Here are other props, trying to look very old, but packed in bubble wrap :)
After the Dixon House, which was full of period antiques from the 18th century, we toured the lower-class Hay House. This home is usually opened for school children and is furnished with only reproductions so that the kids can sit and touch and experience the house.
I'm standing in the backdoor, looking toward the front door -- yes, this house is one room deep!
This sloping back porch reminded me of my porches at the old house (1870) we owned in Edwards, many years ago. Some of the crazy wallpaper I saw today also reminded me of that house.
The one downstairs room for dining, gathering, reading, playing



the kitchen
The only original piece -- the kitchen fireplace insert
We returned to the palace to finish touring the gardens.


The kitchen vegetable garden

Pensive Julia
A rear view of the palace
Tryon Palace has started renting their grounds for weddings and events, a necessary concession to their budget cuts lately. This is the huge south lawn stretching to the river.

This lovely darkened walk is called the Pleached Allee. "Pleaching is a term for intertwining branches to form a hedge." (from their website)

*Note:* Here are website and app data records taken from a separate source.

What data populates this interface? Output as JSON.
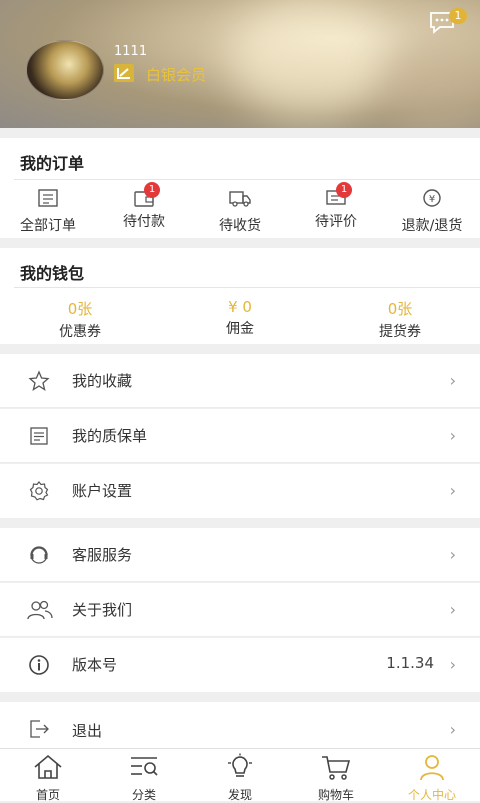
{
  "header": {
    "username": "1111",
    "level_text": "白银会员",
    "message_count": "1"
  },
  "orders": {
    "title": "我的订单",
    "items": [
      {
        "label": "全部订单",
        "icon": "all-orders-icon",
        "badge": ""
      },
      {
        "label": "待付款",
        "icon": "wallet-icon",
        "badge": "1"
      },
      {
        "label": "待收货",
        "icon": "truck-icon",
        "badge": ""
      },
      {
        "label": "待评价",
        "icon": "comment-icon",
        "badge": "1"
      },
      {
        "label": "退款/退货",
        "icon": "refund-icon",
        "badge": ""
      }
    ]
  },
  "wallet": {
    "title": "我的钱包",
    "items": [
      {
        "value": "0张",
        "label": "优惠券"
      },
      {
        "value": "¥ 0",
        "label": "佣金"
      },
      {
        "value": "0张",
        "label": "提货券"
      }
    ]
  },
  "menu": {
    "favorites": "我的收藏",
    "warranty": "我的质保单",
    "account": "账户设置",
    "service": "客服服务",
    "about": "关于我们",
    "version": "版本号",
    "version_value": "1.1.34",
    "logout": "退出"
  },
  "tabs": [
    {
      "label": "首页",
      "icon": "home-icon"
    },
    {
      "label": "分类",
      "icon": "category-icon"
    },
    {
      "label": "发现",
      "icon": "bulb-icon"
    },
    {
      "label": "购物车",
      "icon": "cart-icon"
    },
    {
      "label": "个人中心",
      "icon": "user-icon"
    }
  ],
  "colors": {
    "accent": "#e4b63a",
    "badge": "#e23a3a"
  }
}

If I were the bride, I think I'd have the ceremony in here!!
Past the wire, and the chain-link fence, and the asphalt road, and the other fence, is the river. Oh, to be the mistress of the palace, Mrs. Tryon (who, I was told, insisted on being addressed as Her Excellency!), a wealthy heiress at age nineteen, who could stroll across her south lawn to the river, unimpeded! Or ... maybe not. She lived in this home for only 13 months before her husband was transferred to New York.

1 comment:

  1. Beautiful! Oh for such nice stalls as those. Love the pomm and also the statue. What a pretty place to visit.

    ReplyDelete

Hello! I hope you leave a word ~ I will get back to it as soon as I can!